What is being asked - Repeat the material in full. Keep every line exactly as it is.

Supplied information -
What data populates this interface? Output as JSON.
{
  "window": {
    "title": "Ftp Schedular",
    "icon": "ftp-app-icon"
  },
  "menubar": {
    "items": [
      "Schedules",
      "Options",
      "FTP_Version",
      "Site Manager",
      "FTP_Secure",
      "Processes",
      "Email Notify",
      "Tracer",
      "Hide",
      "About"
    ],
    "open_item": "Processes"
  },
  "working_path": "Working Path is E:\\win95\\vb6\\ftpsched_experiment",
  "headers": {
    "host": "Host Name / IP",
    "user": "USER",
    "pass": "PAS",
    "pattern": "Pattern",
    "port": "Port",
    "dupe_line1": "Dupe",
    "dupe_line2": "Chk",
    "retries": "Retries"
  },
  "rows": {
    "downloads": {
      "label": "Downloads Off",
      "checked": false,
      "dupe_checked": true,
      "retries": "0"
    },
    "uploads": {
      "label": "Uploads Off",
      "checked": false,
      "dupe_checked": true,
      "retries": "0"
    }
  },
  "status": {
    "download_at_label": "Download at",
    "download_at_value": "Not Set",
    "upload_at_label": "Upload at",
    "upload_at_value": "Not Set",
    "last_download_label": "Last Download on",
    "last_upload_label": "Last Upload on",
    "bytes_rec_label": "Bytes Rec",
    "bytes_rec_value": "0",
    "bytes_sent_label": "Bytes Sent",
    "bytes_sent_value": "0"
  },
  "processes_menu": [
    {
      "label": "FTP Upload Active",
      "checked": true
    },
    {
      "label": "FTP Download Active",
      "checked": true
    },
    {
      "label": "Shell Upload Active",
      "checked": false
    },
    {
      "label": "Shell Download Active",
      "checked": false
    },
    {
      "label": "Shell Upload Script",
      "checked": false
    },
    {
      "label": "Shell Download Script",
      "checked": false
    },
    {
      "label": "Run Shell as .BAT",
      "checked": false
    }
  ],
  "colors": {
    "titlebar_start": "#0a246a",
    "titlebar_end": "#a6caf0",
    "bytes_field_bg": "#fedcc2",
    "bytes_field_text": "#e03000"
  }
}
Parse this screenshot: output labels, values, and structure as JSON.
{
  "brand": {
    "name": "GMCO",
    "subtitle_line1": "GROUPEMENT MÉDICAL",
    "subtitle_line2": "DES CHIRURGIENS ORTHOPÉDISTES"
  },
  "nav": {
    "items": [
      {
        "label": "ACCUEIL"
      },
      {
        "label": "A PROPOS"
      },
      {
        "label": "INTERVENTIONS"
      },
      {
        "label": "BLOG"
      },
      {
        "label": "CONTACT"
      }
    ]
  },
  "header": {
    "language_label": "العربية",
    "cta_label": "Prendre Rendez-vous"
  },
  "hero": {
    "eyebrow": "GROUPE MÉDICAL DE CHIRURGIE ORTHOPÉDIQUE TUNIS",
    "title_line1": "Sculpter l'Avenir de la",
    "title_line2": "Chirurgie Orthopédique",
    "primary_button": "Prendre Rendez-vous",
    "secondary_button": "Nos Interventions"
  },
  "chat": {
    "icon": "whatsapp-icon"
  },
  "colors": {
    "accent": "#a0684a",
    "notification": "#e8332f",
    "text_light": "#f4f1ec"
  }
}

Your solution -
What data populates this interface? Output as JSON.
{
  "window": {
    "title": "Ftp Schedular",
    "icon": "ftp-app-icon"
  },
  "menubar": {
    "items": [
      "Schedules",
      "Options",
      "FTP_Version",
      "Site Manager",
      "FTP_Secure",
      "Processes",
      "Email Notify",
      "Tracer",
      "Hide",
      "About"
    ],
    "open_item": "Processes"
  },
  "working_path": "Working Path is E:\\win95\\vb6\\ftpsched_experiment",
  "headers": {
    "host": "Host Name / IP",
    "user": "USER",
    "pass": "PAS",
    "pattern": "Pattern",
    "port": "Port",
    "dupe_line1": "Dupe",
    "dupe_line2": "Chk",
    "retries": "Retries"
  },
  "rows": {
    "downloads": {
      "label": "Downloads Off",
      "checked": false,
      "dupe_checked": true,
      "retries": "0"
    },
    "uploads": {
      "label": "Uploads Off",
      "checked": false,
      "dupe_checked": true,
      "retries": "0"
    }
  },
  "status": {
    "download_at_label": "Download at",
    "download_at_value": "Not Set",
    "upload_at_label": "Upload at",
    "upload_at_value": "Not Set",
    "last_download_label": "Last Download on",
    "last_upload_label": "Last Upload on",
    "bytes_rec_label": "Bytes Rec",
    "bytes_rec_value": "0",
    "bytes_sent_label": "Bytes Sent",
    "bytes_sent_value": "0"
  },
  "processes_menu": [
    {
      "label": "FTP Upload Active",
      "checked": true
    },
    {
      "label": "FTP Download Active",
      "checked": true
    },
    {
      "label": "Shell Upload Active",
      "checked": false
    },
    {
      "label": "Shell Download Active",
      "checked": false
    },
    {
      "label": "Shell Upload Script",
      "checked": false
    },
    {
      "label": "Shell Download Script",
      "checked": false
    },
    {
      "label": "Run Shell as .BAT",
      "checked": false
    }
  ],
  "colors": {
    "titlebar_start": "#0a246a",
    "titlebar_end": "#a6caf0",
    "bytes_field_bg": "#fedcc2",
    "bytes_field_text": "#e03000"
  }
}
Parse this screenshot: output labels, values, and structure as JSON.
{
  "brand": {
    "name": "GMCO",
    "subtitle_line1": "GROUPEMENT MÉDICAL",
    "subtitle_line2": "DES CHIRURGIENS ORTHOPÉDISTES"
  },
  "nav": {
    "items": [
      {
        "label": "ACCUEIL"
      },
      {
        "label": "A PROPOS"
      },
      {
        "label": "INTERVENTIONS"
      },
      {
        "label": "BLOG"
      },
      {
        "label": "CONTACT"
      }
    ]
  },
  "header": {
    "language_label": "العربية",
    "cta_label": "Prendre Rendez-vous"
  },
  "hero": {
    "eyebrow": "GROUPE MÉDICAL DE CHIRURGIE ORTHOPÉDIQUE TUNIS",
    "title_line1": "Sculpter l'Avenir de la",
    "title_line2": "Chirurgie Orthopédique",
    "primary_button": "Prendre Rendez-vous",
    "secondary_button": "Nos Interventions"
  },
  "chat": {
    "icon": "whatsapp-icon"
  },
  "colors": {
    "accent": "#a0684a",
    "notification": "#e8332f",
    "text_light": "#f4f1ec"
  }
}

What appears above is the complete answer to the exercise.